“There is one song we’ve been leaving until last. It’s ten minutes long and instrumental and it takes a bit of working out, it has so many twists and turns. A few of them took a little while, but once we figured them out, they came good. We enjoyed the process of looking at how we did it back then, and it came back to us.”

David Keenan: “I think I see things with an optimistic realism, but through a lens of romanticism”

Perhaps the strangest thing about David Keenan’s wild developmental story – still unfolding slowly after years of slow-building to the heights of an Olympia Theatre headline slow – is how long it’s taken the Dundalk man to release an album.

Keenan is an intense character, his words flowing with the considered, poetic bent of someone who’s spent a lot of time thinking about what the world means, and his own place in it.

Talking to him about his music is a strange experience, uncomfortably intimate at times, having a top-class songwriter look you in the eye and talk off the cuff in a way that isn’t all that dissimilar to the way he delivers his lyrics. The album ‘A Beginner’s Guide To Bravery’ is now just around the corner, being due just after Christmas, and is very much a long-term project.

“It’s a consequence of living,” Keenan says of his record. “It’s a kind of bookmarking of a certain period. There are songs on the record from four years ago, and others I wrote this year. They’re a byproduct of my own individuality, so in a way they’ve been developing since I was a child.”

“A collection of things have aligned. I’ve been releasing EPs for a couple of years, with the intention of getting a body of songs that tell a story. It’s always been about telling that story, not just a collection of strangers on a record. There’s a lineage between each song, but they have to have their own personality, too. It’s the story of my evolution, moving to Dublin, finding a stride, the emotional journeys.”

“It’s also been about getting the right band, and recordings that I was happy with. That was a lot about getting people I trusted into the band. I did it live, and that was important to me. Life isn’t click tracked.”

Harry Connick Jr: “I’ve been taking each day as it is for a long time”

NEW ORLEANS legend Harry Connick Jr has had a vast, varied career, taking in movie acting, Broadway performances, and his original and perhaps most passionate love, music.

With more than 20 albums behind him, and unquestionably a legitimate Hollywood star to boot, Connick Jr rarely produces a similar style of record twice. His latest, and first in four years, focuses on another Broadway legend, Cole Porter. Porter left us more than half a century ago, leaving behind a library of musical wealth.

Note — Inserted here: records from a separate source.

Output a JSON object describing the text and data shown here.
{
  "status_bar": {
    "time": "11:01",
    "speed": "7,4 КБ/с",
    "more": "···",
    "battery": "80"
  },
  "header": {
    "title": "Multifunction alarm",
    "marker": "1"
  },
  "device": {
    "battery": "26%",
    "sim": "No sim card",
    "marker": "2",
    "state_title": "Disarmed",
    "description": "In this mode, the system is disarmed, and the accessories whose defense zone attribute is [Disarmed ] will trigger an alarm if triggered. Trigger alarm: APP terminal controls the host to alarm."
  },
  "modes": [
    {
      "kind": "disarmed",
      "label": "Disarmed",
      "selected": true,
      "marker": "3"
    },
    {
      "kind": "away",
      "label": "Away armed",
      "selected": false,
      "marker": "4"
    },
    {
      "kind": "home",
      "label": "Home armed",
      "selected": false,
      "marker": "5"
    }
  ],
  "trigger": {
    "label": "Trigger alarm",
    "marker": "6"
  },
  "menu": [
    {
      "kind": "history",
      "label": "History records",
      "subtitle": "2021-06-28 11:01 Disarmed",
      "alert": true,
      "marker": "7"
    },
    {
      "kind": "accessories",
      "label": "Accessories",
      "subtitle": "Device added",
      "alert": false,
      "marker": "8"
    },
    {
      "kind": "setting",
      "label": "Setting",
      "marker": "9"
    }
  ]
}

“I signed my new contract with Verve Records after 30 years with Sony and we were talking about ideas. I said I wanted to do a songbook album, something new,” Connick Jr told us of the Porter-devoted record. “I made a list of my favourite Cole Porter songs, went out and discovered some new songs. I’ve always loved his music, so just picked the songs that spoke to me. The songs are great, so they’re easy to do justice to.”

Having been behind a piano since he was barely more than a toddler, there’s an endearingly jubilant confidence to the way Connick Jr talks about music, and about all his projects, though Porter brings out a particular vibrancy. He rewrote the tracks for his own style, focusing on the enduring legacy Porter left behind.

“I’ve been taking each day as it is for a long time,” he laughs as we chat about performing the Porter tracks on the Late Late Show. “I feel happy here in Ireland, a lot of my ancestors are from here and I walk down the street wondering if the people I see might be my distant cousins. But I’m really glad I don’t have to organise this stuff. I have a great management team behind me.”